Saving your donors imageQuick quiz – would you, as a donor, prefer to have money you donate this month help an organization thrive or survive in 2010?   If you are like most donors – the answer is thrive.  Then, why do so many organizations use the desperate measures pitch year after year?

In many cases, it is seen as a simple mathematical equation.  If you don’t raise the money, you won’t survive. And, in the past when you have explained the facts to donors, you have raised the necessary funds.  A tried and true strategy so why change it, right? Wrong.  The recession is two years old, the unemployment rate is 10% and Americans who are employed are nervous that things could change at any moment.  The survivor mentality echoes their own insecurities about whether any of us will be in the same position six months from now.

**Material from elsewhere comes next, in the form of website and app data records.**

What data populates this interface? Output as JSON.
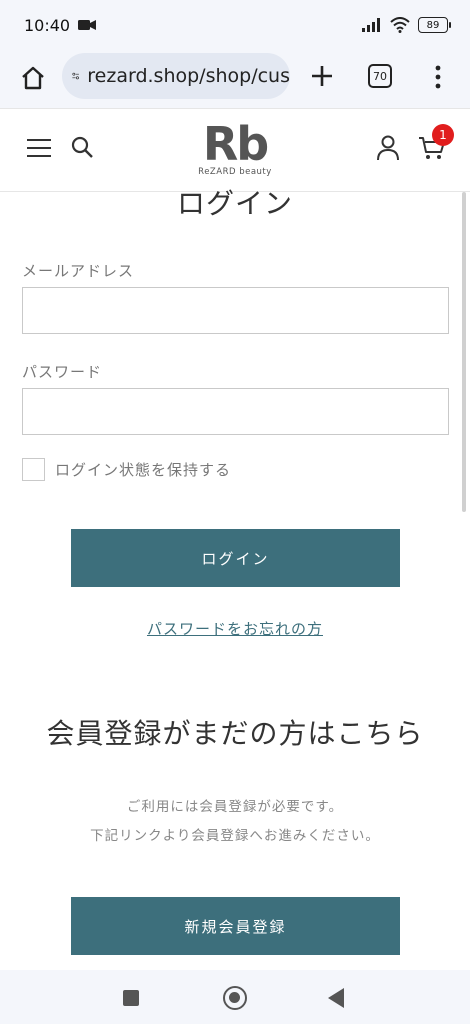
{
  "status": {
    "time": "10:40",
    "battery": "89"
  },
  "browser": {
    "url": "rezard.shop/shop/cus",
    "tab_count": "70"
  },
  "site": {
    "logo_mark": "Rb",
    "logo_sub": "ReZARD beauty",
    "cart_count": "1"
  },
  "login": {
    "title": "ログイン",
    "email_label": "メールアドレス",
    "email_value": "",
    "password_label": "パスワード",
    "password_value": "",
    "remember_label": "ログイン状態を保持する",
    "submit_label": "ログイン",
    "forgot_label": "パスワードをお忘れの方"
  },
  "register": {
    "title": "会員登録がまだの方はこちら",
    "desc_line1": "ご利用には会員登録が必要です。",
    "desc_line2": "下記リンクより会員登録へお進みください。",
    "button_label": "新規会員登録"
  },
  "icons": {
    "video": "video-camera-icon",
    "signal": "signal-icon",
    "wifi": "wifi-icon",
    "home": "home-icon",
    "site_settings": "site-settings-icon",
    "plus": "plus-icon",
    "more": "more-vertical-icon",
    "menu": "hamburger-menu-icon",
    "search": "search-icon",
    "account": "account-icon",
    "cart": "cart-icon"
  },
  "colors": {
    "accent": "#3d6f7c",
    "badge": "#e11d1d"
  }
}
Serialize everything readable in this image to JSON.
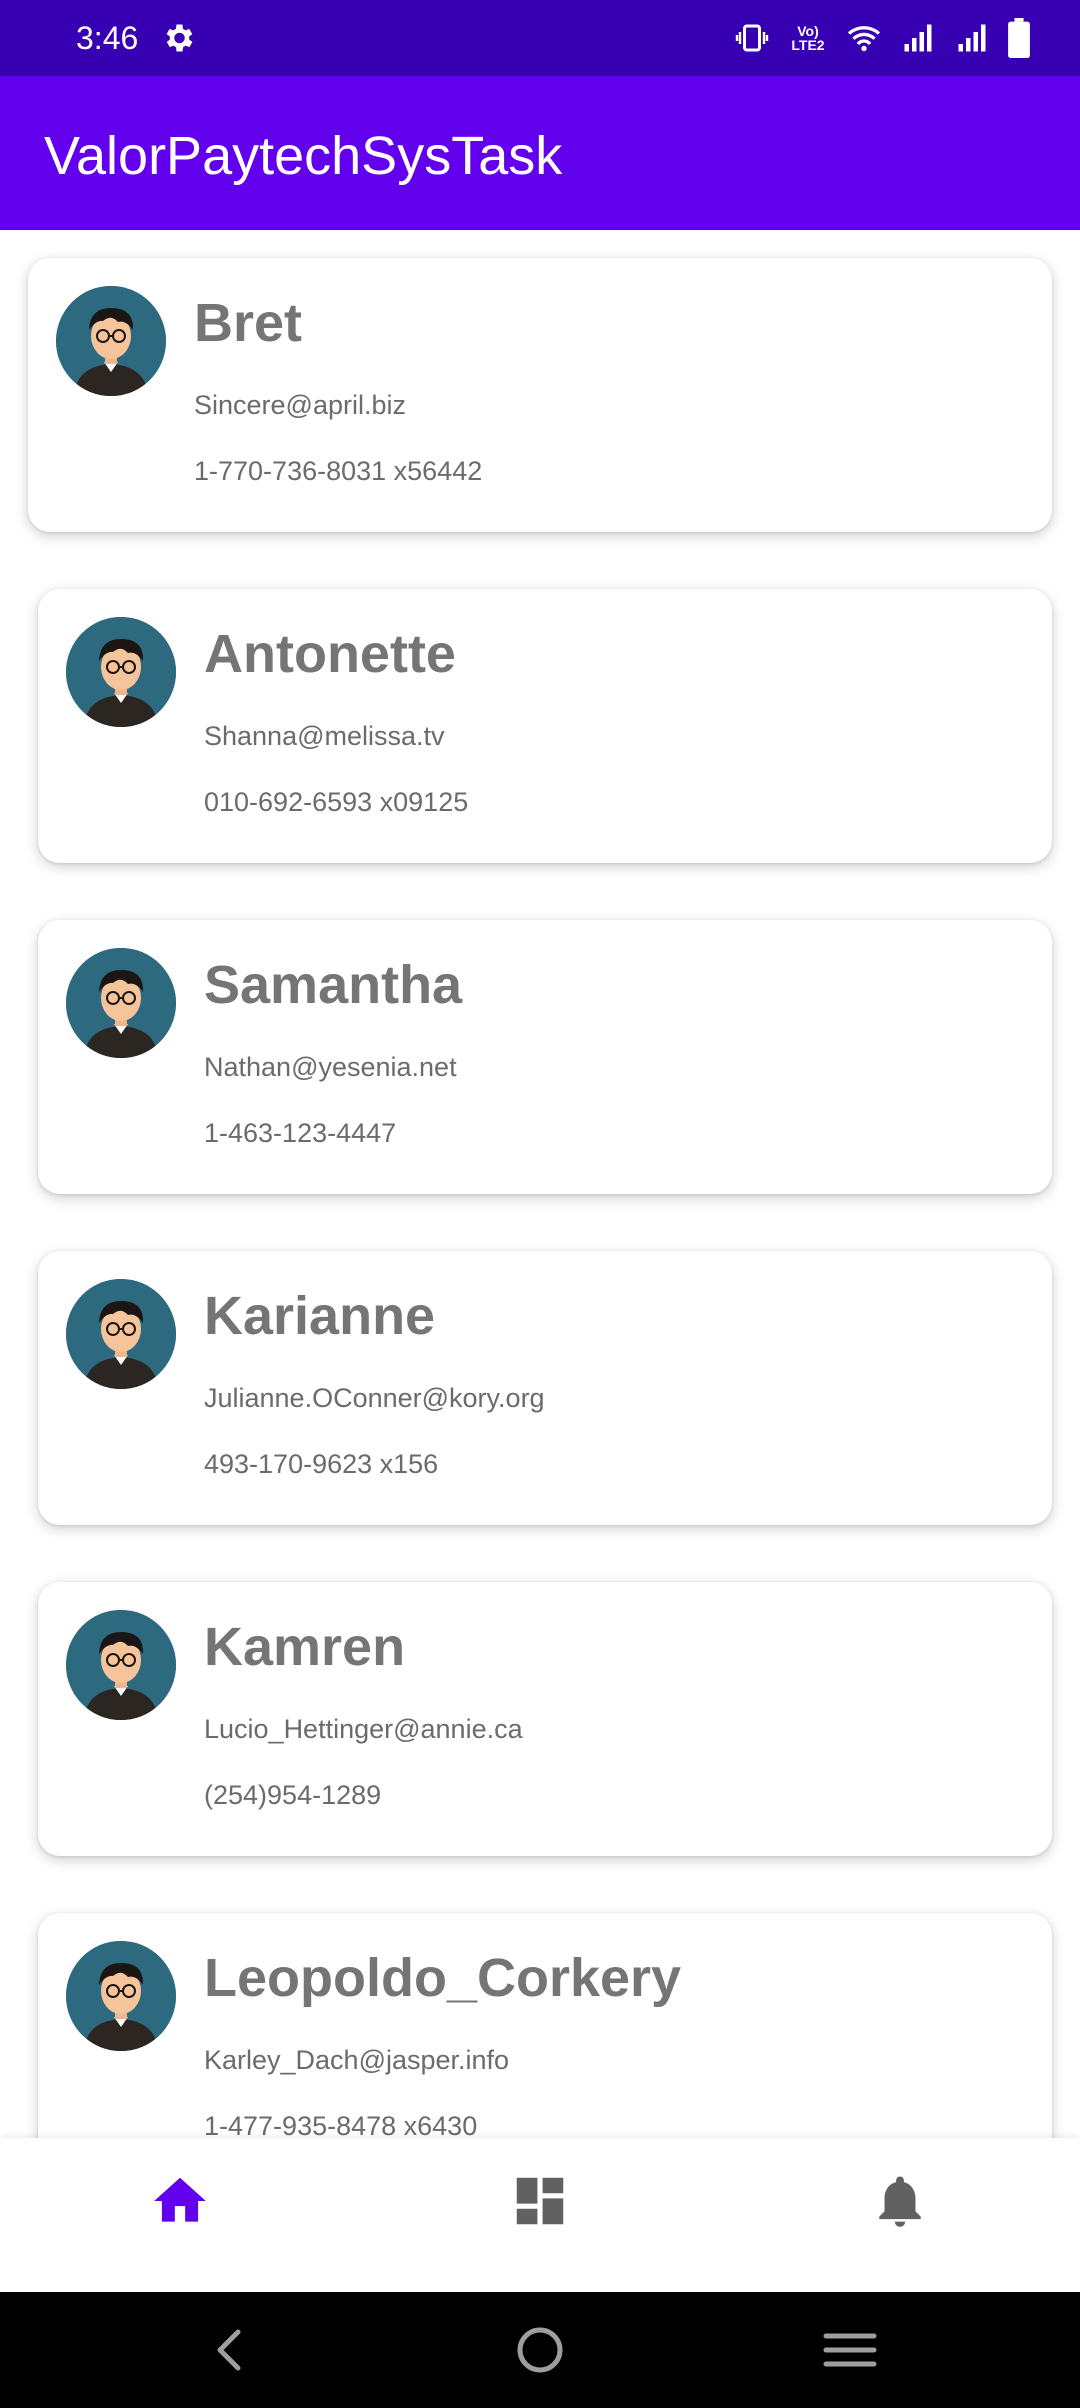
{
  "status_bar": {
    "time": "3:46",
    "volte_label": "Vo) LTE2",
    "icons": [
      "settings-gear-icon",
      "vibrate-icon",
      "volte-icon",
      "wifi-icon",
      "signal-icon",
      "signal-icon",
      "battery-icon"
    ]
  },
  "app_bar": {
    "title": "ValorPaytechSysTask"
  },
  "users": [
    {
      "name": "Bret",
      "email": "Sincere@april.biz",
      "phone": "1-770-736-8031 x56442"
    },
    {
      "name": "Antonette",
      "email": "Shanna@melissa.tv",
      "phone": "010-692-6593 x09125"
    },
    {
      "name": "Samantha",
      "email": "Nathan@yesenia.net",
      "phone": "1-463-123-4447"
    },
    {
      "name": "Karianne",
      "email": "Julianne.OConner@kory.org",
      "phone": "493-170-9623 x156"
    },
    {
      "name": "Kamren",
      "email": "Lucio_Hettinger@annie.ca",
      "phone": "(254)954-1289"
    },
    {
      "name": "Leopoldo_Corkery",
      "email": "Karley_Dach@jasper.info",
      "phone": "1-477-935-8478 x6430"
    }
  ],
  "bottom_nav": {
    "items": [
      {
        "icon": "home-icon",
        "selected": true
      },
      {
        "icon": "dashboard-icon",
        "selected": false
      },
      {
        "icon": "bell-icon",
        "selected": false
      }
    ]
  },
  "colors": {
    "status_bar": "#3700b3",
    "app_bar": "#6200ee",
    "accent": "#6200ee",
    "text_secondary": "#757575",
    "nav_inactive": "#616161"
  }
}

Let’s succeed together
You will, of course, continue to add and subtract your revenue and expenses to determine how much you want to raise each year.  The change is in the language used to be more positive about your future, to create long-term partnerships for your organization and still get the same pressing need across to your donor.

Instead of:
Without your help, we will have no way of continuing all of our programming into the coming year.
Your support, along with other valuable donors like you, ensures we can continue to provide multi-generational programming for more than 500 participants in 2010.

It’s a rather basic concept.   More and more organizations are vying for the same dollars.   Why should you give to an organization that teeters on the brink each year?  There are only so many times you want to save an organization that won’t save itself.

Instead of calling a donor and saying,
“We have a $50,000 debt that we need to pay.  We know you have been a supporter in the past, can you help us again this year?”
“We are so excited to announce that we have created a two-year plan to eliminate all debt.  We are hoping you will partner with us to reach our goals.”  But you better make sure you have that two-year plan.

The truth is, I have seen valuable organizations close their doors because they relied on desperate pleas for one too many years.  Once closed, the people involved often believe it was the lack of donors that were the cause of their demise – and not the lack of reasons to continue to give to the organization.

Stay positive.  And believe in your organization as an individual, as a voice of the organization and as an institution. If you don’t believe in your long-term survival –no one else will either.